What is needed: Tell how many lines in the data below contain "time", using one number as the whole reply.

BEGIN The data

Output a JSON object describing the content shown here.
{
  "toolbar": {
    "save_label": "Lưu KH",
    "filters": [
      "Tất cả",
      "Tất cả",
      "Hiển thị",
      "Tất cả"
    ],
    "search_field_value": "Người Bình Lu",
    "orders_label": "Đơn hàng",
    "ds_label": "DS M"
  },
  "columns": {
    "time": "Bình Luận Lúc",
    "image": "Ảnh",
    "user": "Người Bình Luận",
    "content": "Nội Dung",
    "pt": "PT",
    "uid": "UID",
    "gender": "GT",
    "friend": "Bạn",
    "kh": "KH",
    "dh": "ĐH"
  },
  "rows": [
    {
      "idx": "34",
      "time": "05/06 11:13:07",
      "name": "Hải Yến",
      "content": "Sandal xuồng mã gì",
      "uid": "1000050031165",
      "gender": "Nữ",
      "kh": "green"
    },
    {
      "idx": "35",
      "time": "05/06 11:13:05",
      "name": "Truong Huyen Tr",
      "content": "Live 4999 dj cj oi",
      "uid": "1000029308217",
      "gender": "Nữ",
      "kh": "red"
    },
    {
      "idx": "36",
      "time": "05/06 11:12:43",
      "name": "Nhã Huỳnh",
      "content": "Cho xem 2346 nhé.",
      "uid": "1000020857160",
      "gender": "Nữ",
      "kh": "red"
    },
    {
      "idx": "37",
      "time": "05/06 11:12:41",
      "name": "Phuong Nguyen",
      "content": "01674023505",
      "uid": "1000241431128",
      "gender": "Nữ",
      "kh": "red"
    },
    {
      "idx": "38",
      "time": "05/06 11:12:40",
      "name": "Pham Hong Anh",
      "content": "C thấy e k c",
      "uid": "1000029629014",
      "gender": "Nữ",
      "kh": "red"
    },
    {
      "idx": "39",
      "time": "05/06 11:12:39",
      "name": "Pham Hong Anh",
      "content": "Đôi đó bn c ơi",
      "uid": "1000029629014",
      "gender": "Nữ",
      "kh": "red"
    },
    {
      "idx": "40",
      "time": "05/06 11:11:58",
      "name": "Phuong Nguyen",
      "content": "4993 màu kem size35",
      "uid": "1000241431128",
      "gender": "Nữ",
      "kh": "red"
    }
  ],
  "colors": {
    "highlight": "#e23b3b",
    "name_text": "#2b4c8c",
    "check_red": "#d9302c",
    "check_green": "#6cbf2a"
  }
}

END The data

Task output: 8